Task item
The result should be every line in the material below containing the string "rest".

Provided data
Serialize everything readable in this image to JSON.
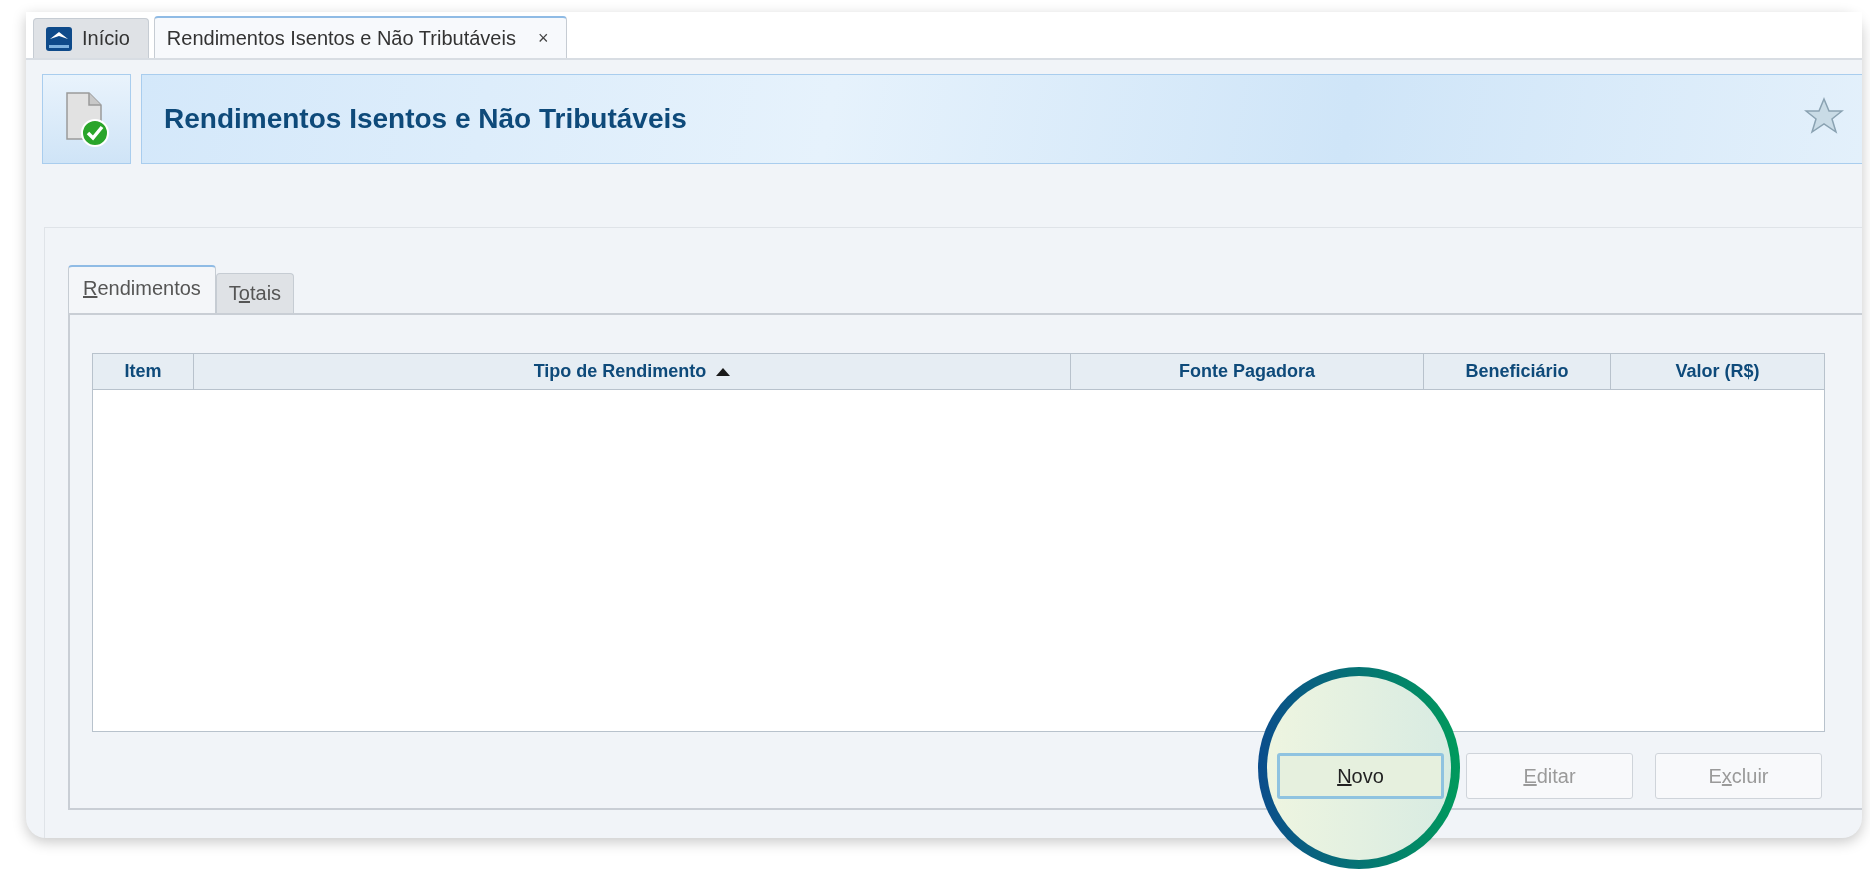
{
  "tabs": [
    {
      "label": "Início",
      "selected": false
    },
    {
      "label": "Rendimentos Isentos e Não Tributáveis",
      "close": "×",
      "selected": true
    }
  ],
  "header": {
    "title": "Rendimentos Isentos e Não Tributáveis"
  },
  "sub_tabs": [
    {
      "key": "R",
      "rest": "endimentos",
      "selected": true
    },
    {
      "prefix": "T",
      "key": "o",
      "rest": "tais",
      "selected": false
    }
  ],
  "table": {
    "columns": [
      {
        "label": "Item",
        "sorted": false
      },
      {
        "label": "Tipo de Rendimento",
        "sorted": true
      },
      {
        "label": "Fonte Pagadora",
        "sorted": false
      },
      {
        "label": "Beneficiário",
        "sorted": false
      },
      {
        "label": "Valor (R$)",
        "sorted": false
      }
    ]
  },
  "buttons": [
    {
      "key": "N",
      "rest": "ovo",
      "disabled": false,
      "highlighted": true
    },
    {
      "key": "E",
      "rest": "ditar",
      "disabled": true,
      "highlighted": false
    },
    {
      "prefix": "E",
      "key": "x",
      "rest": "cluir",
      "disabled": true,
      "highlighted": false
    }
  ]
}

Written answer
      "rest": "endimentos",
      "rest": "tais",
      "rest": "ovo",
      "rest": "ditar",
      "rest": "cluir",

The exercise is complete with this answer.